Luther was a coal miner from the hollers of southeastern Kentucky and Tennessee and for many years, was the square dance caller at The Jellico (TN) Hoe Down. Luther often sang some of his favorite songs, calling out the dance instructions.
Ida had the best stories.
Her grandmother was from Hodgenville, Kentucky, raised off to the side of what is called the Greensburg Road, one mile from the Lincoln family farm, commonly known now as the Knob Creek farm.
Ida’s grandmother clearly remembered the Lincoln family and her mother took food and to the Lincoln family when their son, Thomas Jr. died.
Ida shared details about her grandmother’s recollections playing with Sarah and Abraham and attending a blab school for only a month or so. I was enthralled with the stories.
For my 12th birthday, which coincided with our 1976 Bi-Centennial, Ida gave me a special gift: a signed card de visite of President Lincoln wishing health and happiness to his childhood playmate. Sadly, the card stolen by a high school classmate (I’ve not forgotten your thievery, JJ!) and the administration and the police could not locate where it was sold for JJ to purchase his drugs.
To us, they were Luther and Gran. They were bonus great-grandparents who, though childless, loved us as dearly as their own numerous nephews and nieces to whom they were wonderfully devoted, and it was returned in full measure.
My sister was the closest to Luke and Gran, and I’ve often thought they doted on her as their biological granddaughter they were never to have. I still cherish their mutual relationship and am grateful Dena still holds close that special relationship.
I never knew the reason for their move to Elwood, nor when. A great-nephew and niece actually lived here in Kettering and she was in the Kettering City Schools food and nutrient department. We’ve communicated sporadically these past 30 years.
Today, January 2nd, is Ida’s 116th birthday.
Happy birthday, Gran!

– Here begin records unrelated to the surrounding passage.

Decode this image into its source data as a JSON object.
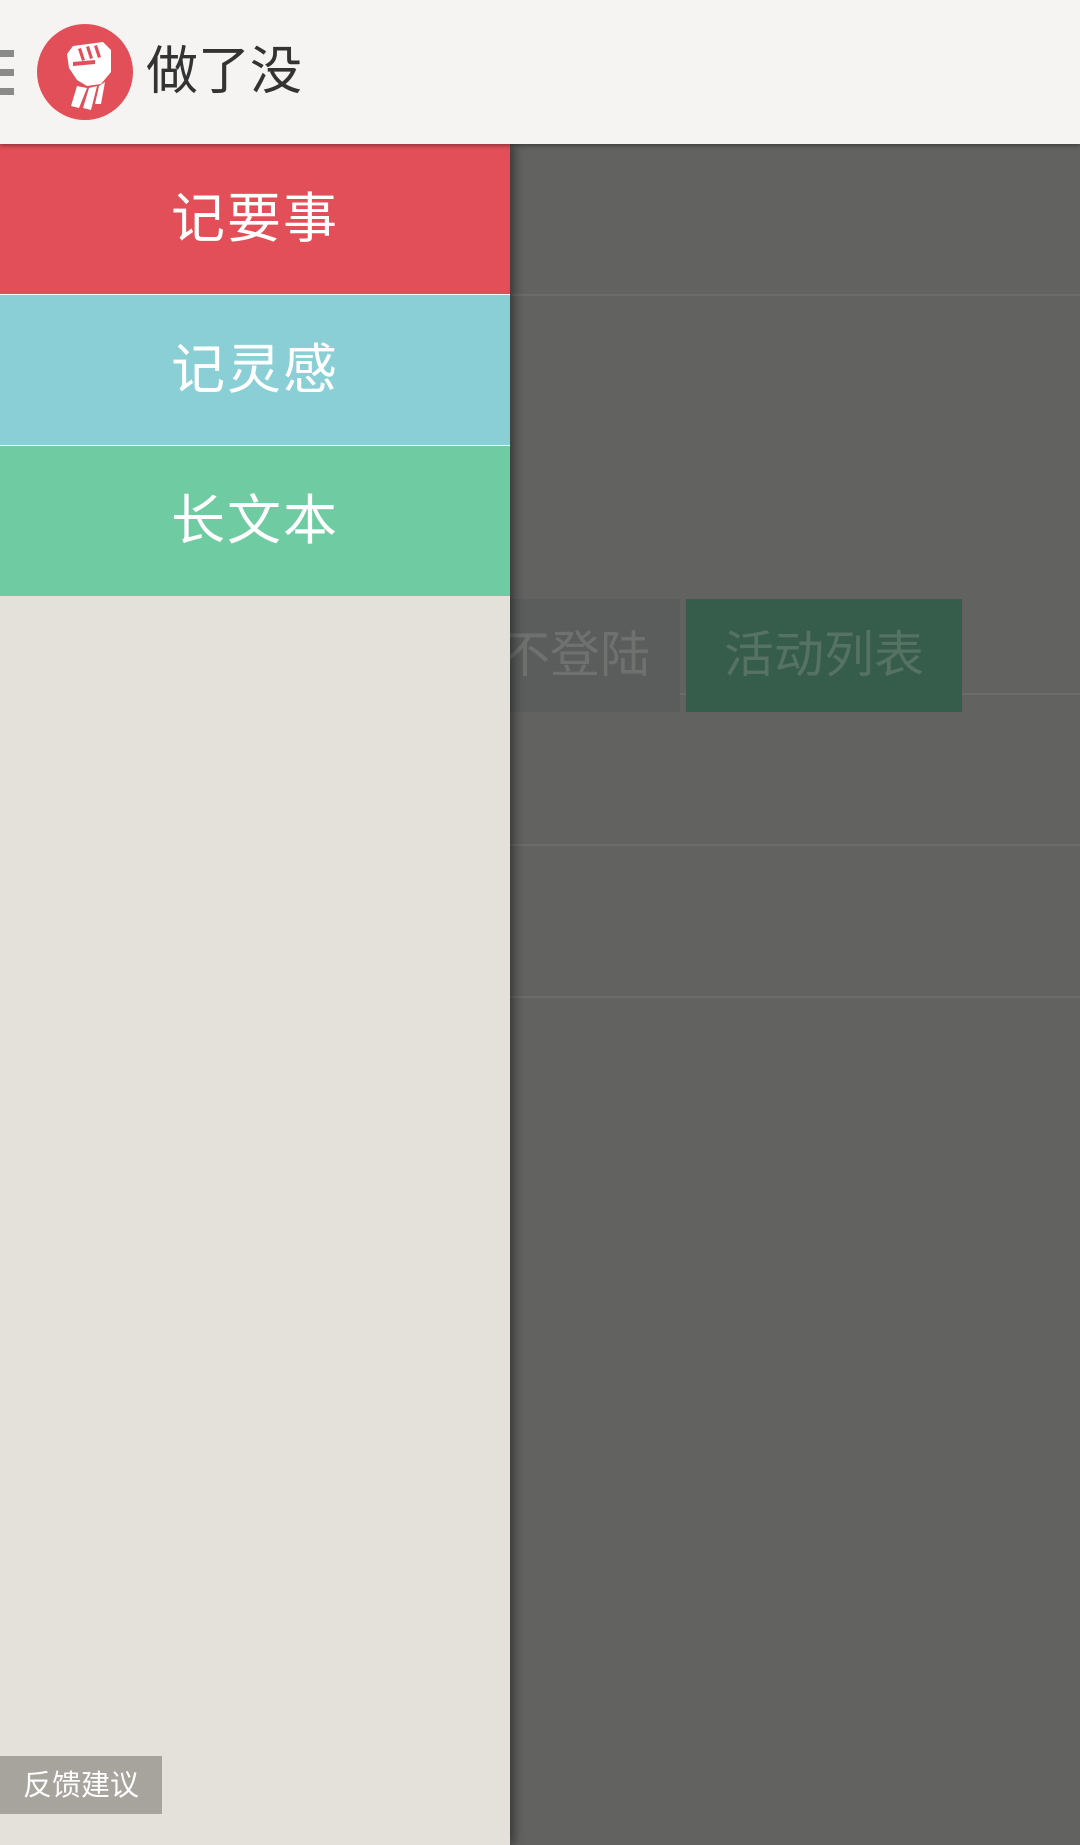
{
  "app": {
    "title": "做了没",
    "logo_icon": "raised-fist-icon",
    "brand_color": "#e24f58"
  },
  "background": {
    "buttons": {
      "no_login": "不登陆",
      "activity_list": "活动列表"
    }
  },
  "drawer": {
    "items": [
      {
        "label": "记要事",
        "color": "#e24f58"
      },
      {
        "label": "记灵感",
        "color": "#8acfd6"
      },
      {
        "label": "长文本",
        "color": "#6fcba2"
      }
    ],
    "feedback_label": "反馈建议"
  }
}
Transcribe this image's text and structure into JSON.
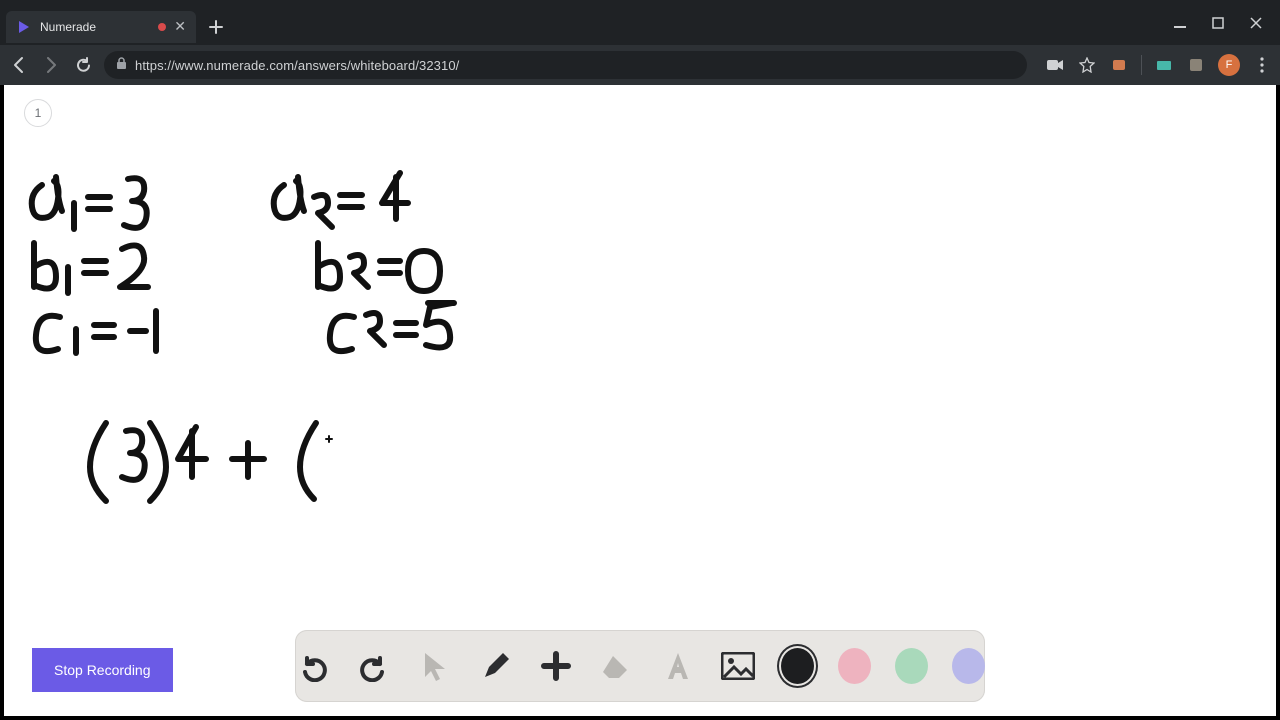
{
  "window": {
    "tab_title": "Numerade",
    "has_unsaved_indicator": true
  },
  "addressbar": {
    "url": "https://www.numerade.com/answers/whiteboard/32310/",
    "avatar_initial": "F"
  },
  "page": {
    "page_number": "1",
    "stop_label": "Stop Recording"
  },
  "handwriting": {
    "line1_left": "a₁ = 3",
    "line1_right": "a₂ = 4",
    "line2_left": "b₁ = 2",
    "line2_right": "b₂ = 0",
    "line3_left": "c₁ = -1",
    "line3_right": "c₂ = 5",
    "expr": "(3)4  +  ("
  },
  "toolbar": {
    "undo": "undo-icon",
    "redo": "redo-icon",
    "pointer": "pointer-icon",
    "pen": "pen-icon",
    "add": "add-icon",
    "eraser": "eraser-icon",
    "text": "text-icon",
    "image": "image-icon",
    "colors": {
      "black": "#1d1e20",
      "pink": "#eeb3bf",
      "green": "#a9d9bb",
      "purple": "#b8b8ea"
    },
    "active_color": "black"
  }
}
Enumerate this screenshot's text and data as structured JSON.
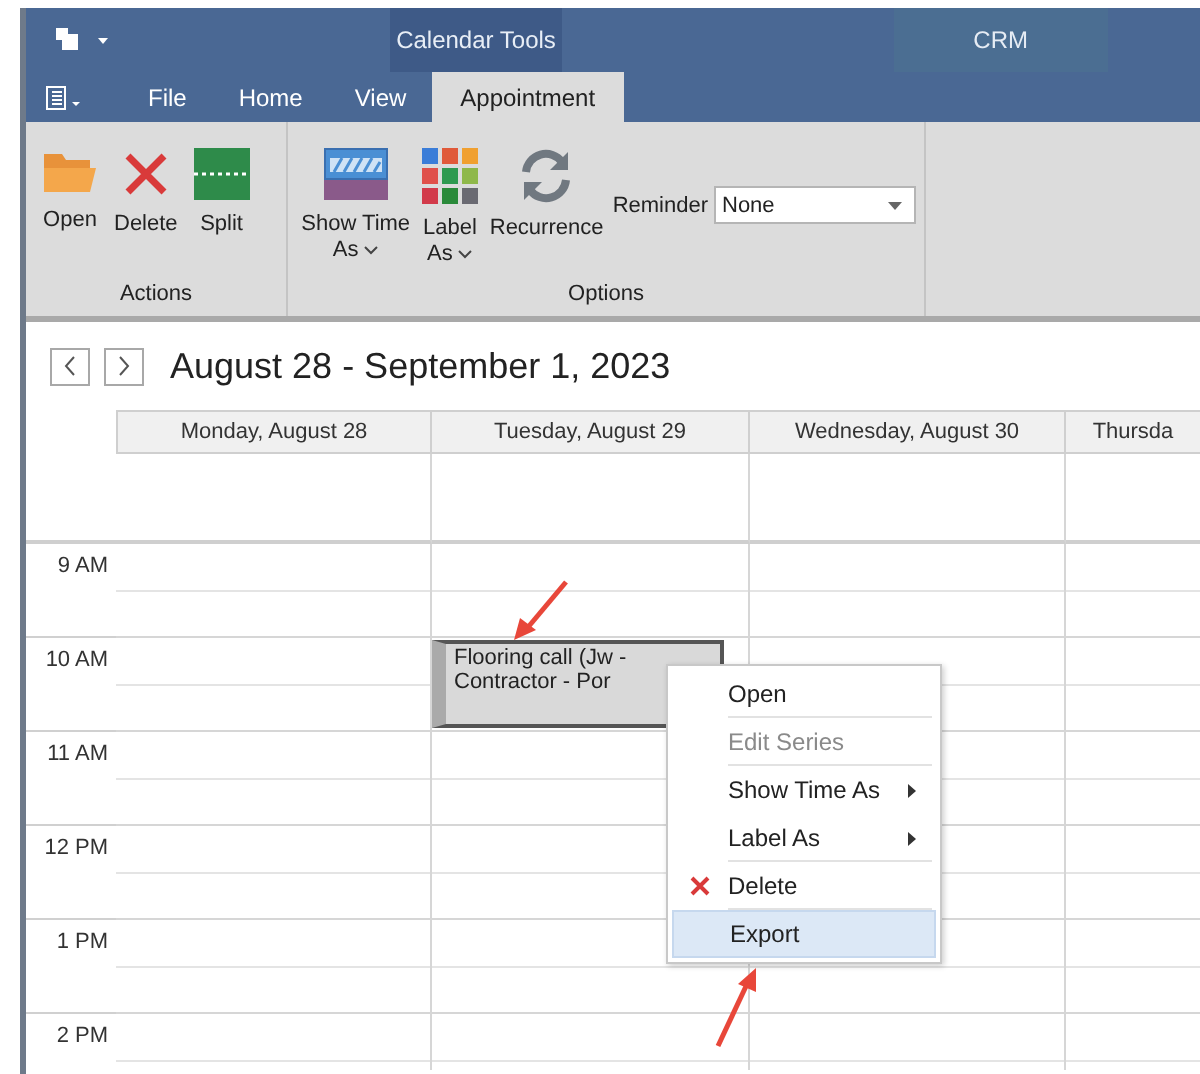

Thank you for loving us like your own and for enriching our lives with so much of your family history, culture, home remedies (they worked better than miracles!), and for demonstrating how lovely simplicity can be.